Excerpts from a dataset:
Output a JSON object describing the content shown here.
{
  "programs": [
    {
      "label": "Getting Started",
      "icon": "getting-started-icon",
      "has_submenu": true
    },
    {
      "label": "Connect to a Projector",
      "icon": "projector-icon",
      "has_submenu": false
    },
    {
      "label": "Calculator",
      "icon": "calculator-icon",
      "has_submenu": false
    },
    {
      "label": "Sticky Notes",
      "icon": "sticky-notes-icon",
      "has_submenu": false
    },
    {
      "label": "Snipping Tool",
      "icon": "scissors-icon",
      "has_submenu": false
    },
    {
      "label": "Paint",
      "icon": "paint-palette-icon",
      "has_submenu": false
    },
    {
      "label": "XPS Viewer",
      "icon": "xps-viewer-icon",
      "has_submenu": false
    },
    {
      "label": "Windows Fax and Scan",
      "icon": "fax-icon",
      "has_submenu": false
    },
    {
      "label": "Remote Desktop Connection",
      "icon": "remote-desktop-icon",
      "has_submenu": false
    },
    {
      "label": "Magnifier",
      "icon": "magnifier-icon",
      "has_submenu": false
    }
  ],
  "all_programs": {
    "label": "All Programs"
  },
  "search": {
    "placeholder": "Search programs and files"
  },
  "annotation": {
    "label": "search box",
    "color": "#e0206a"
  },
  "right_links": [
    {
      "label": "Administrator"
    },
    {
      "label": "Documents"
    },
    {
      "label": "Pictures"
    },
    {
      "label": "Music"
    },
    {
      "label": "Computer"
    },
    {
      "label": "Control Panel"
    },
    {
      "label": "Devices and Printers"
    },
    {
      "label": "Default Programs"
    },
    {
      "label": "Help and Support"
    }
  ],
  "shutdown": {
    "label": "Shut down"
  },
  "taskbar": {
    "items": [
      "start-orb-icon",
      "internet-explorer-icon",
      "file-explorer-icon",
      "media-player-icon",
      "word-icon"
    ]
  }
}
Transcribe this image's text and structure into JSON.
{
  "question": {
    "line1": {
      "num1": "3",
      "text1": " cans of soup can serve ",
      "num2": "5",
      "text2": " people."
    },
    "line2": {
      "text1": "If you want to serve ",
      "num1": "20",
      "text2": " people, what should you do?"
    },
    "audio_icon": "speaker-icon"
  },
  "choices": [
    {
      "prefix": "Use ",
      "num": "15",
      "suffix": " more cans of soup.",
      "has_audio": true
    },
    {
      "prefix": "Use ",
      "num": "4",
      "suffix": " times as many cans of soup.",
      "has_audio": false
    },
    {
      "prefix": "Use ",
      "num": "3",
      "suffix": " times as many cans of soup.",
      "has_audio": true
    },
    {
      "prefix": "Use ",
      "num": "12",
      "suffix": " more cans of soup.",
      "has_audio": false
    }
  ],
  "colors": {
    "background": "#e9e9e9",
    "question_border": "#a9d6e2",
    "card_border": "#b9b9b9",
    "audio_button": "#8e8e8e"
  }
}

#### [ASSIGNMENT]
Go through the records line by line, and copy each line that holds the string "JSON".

#### [YOUR RESPONSE]
Output a JSON object describing the content shown here.
Transcribe this image's text and structure into JSON.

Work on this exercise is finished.